* [Requirement]
Search the listing for the word "accent" and return each line that contains it.

* [The records]
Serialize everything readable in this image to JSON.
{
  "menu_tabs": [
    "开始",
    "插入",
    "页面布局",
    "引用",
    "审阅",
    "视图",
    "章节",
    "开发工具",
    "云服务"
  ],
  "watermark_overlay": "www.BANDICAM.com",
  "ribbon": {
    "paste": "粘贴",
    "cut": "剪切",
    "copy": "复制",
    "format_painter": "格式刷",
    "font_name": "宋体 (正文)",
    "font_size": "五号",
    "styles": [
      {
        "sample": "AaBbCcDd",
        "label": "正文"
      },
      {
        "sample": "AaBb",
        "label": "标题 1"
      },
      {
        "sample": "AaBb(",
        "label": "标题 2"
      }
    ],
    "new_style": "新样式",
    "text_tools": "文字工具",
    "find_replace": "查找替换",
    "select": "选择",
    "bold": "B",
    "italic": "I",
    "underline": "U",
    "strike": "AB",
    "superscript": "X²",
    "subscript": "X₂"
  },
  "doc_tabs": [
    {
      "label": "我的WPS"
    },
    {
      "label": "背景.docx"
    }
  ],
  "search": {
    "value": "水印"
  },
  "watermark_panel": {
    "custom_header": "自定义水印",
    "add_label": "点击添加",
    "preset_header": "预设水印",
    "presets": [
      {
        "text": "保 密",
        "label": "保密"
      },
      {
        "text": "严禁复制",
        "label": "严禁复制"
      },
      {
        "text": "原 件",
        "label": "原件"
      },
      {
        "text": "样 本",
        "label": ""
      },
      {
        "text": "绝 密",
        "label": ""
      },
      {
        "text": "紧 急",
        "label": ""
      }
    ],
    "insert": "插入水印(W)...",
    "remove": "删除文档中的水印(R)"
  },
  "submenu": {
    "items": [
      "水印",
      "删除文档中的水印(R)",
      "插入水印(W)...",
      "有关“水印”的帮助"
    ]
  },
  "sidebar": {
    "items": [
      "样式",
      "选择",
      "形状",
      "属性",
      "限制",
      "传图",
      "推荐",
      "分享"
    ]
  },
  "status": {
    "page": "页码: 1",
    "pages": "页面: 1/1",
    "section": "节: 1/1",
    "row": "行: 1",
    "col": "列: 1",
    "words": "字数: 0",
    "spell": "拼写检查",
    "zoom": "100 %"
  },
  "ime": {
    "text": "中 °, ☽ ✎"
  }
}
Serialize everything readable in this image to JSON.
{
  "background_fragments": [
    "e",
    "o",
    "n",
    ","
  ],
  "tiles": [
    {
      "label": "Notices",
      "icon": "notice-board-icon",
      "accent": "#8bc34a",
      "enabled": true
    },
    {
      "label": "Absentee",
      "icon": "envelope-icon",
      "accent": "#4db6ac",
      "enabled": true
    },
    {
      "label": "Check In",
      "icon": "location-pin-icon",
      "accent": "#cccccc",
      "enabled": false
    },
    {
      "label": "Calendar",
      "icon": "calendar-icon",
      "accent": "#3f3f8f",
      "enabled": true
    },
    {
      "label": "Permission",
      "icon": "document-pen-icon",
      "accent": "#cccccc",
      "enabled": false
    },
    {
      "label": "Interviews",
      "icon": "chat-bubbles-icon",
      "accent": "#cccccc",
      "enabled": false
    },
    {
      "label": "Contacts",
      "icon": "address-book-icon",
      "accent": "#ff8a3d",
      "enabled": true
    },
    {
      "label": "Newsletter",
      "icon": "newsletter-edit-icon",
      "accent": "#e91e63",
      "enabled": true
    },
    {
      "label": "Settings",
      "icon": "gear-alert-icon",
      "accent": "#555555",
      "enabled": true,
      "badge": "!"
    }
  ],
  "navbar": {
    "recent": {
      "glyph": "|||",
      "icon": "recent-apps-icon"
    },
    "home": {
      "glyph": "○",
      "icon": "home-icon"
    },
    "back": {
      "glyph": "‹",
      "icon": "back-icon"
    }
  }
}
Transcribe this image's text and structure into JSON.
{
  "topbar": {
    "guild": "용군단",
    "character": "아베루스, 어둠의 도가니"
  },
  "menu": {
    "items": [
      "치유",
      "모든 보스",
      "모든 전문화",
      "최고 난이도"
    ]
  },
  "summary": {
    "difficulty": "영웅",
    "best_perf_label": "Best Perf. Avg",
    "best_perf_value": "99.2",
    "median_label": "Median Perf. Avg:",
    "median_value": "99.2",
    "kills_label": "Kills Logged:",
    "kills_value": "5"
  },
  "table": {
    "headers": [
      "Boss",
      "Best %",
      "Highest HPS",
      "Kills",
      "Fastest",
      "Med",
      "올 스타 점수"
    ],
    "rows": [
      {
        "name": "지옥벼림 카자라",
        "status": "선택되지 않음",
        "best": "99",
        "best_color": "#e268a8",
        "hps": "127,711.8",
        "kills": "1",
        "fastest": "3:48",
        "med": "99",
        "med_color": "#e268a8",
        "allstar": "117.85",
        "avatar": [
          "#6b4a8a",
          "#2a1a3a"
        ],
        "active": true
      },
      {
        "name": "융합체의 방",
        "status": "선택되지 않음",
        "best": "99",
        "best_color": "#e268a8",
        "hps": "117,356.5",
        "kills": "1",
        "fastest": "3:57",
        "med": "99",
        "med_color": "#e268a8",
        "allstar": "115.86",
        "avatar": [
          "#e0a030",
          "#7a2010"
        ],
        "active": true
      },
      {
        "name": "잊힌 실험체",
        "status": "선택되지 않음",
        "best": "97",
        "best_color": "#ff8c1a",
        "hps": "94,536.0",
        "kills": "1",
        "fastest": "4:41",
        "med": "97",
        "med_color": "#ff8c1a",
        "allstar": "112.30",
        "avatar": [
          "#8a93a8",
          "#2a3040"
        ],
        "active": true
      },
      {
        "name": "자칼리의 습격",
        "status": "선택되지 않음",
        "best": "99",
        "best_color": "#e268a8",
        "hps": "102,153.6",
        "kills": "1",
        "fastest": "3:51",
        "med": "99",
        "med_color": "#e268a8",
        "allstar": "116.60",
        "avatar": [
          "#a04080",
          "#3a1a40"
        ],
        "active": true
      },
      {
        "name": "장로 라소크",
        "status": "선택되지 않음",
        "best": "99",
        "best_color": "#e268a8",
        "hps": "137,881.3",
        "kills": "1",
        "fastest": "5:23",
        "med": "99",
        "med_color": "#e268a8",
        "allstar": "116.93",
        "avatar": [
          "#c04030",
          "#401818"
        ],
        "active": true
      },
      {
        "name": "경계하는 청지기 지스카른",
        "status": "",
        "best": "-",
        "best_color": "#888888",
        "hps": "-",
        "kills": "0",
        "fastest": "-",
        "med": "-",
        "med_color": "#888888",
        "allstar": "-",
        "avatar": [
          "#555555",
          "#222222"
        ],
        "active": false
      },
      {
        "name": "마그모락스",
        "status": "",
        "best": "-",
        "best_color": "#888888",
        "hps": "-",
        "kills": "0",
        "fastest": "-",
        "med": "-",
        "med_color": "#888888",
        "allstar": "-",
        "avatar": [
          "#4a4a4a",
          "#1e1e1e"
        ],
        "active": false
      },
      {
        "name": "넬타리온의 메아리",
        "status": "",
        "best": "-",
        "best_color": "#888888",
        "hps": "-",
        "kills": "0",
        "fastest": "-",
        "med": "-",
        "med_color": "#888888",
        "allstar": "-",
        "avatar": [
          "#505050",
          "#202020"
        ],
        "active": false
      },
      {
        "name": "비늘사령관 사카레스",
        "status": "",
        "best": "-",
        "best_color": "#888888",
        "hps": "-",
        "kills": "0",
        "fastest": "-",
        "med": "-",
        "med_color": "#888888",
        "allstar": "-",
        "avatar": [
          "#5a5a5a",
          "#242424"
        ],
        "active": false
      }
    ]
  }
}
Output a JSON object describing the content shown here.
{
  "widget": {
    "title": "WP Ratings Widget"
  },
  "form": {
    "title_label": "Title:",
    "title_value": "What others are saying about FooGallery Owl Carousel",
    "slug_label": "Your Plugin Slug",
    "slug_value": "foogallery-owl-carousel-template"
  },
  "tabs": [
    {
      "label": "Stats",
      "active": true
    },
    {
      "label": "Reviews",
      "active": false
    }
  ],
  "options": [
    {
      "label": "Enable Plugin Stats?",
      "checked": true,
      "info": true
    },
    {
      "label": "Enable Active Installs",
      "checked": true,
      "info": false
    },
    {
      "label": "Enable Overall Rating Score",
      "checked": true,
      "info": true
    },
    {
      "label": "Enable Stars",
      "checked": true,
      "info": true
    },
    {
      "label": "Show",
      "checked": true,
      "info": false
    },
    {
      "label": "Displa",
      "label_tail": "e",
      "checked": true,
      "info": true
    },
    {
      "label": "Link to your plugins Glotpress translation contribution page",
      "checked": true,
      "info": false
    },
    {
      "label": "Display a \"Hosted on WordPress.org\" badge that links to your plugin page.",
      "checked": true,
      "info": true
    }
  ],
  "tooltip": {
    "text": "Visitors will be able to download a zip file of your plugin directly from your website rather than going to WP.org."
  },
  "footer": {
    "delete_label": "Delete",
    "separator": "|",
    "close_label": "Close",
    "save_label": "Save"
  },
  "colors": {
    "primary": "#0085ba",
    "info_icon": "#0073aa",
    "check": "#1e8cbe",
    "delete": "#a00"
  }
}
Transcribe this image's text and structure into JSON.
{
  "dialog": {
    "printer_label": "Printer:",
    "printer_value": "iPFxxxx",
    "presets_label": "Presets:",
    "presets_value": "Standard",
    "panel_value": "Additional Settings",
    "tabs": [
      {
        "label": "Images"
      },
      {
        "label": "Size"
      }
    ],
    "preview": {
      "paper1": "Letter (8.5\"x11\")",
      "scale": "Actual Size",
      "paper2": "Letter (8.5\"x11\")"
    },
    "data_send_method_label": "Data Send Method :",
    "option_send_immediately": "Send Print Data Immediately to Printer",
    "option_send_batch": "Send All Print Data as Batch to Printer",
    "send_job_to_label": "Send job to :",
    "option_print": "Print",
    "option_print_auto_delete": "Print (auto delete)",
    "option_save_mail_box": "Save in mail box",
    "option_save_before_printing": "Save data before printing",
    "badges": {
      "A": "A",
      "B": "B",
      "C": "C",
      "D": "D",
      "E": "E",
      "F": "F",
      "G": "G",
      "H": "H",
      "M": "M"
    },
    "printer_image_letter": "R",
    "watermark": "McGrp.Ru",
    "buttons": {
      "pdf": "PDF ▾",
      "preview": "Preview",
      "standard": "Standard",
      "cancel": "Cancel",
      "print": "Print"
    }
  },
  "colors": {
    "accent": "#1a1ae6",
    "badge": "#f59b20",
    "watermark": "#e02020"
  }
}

* [Task solution]
      "accent": "#8bc34a",
      "accent": "#4db6ac",
      "accent": "#cccccc",
      "accent": "#3f3f8f",
      "accent": "#cccccc",
      "accent": "#cccccc",
      "accent": "#ff8a3d",
      "accent": "#e91e63",
      "accent": "#555555",
    "accent": "#1a1ae6",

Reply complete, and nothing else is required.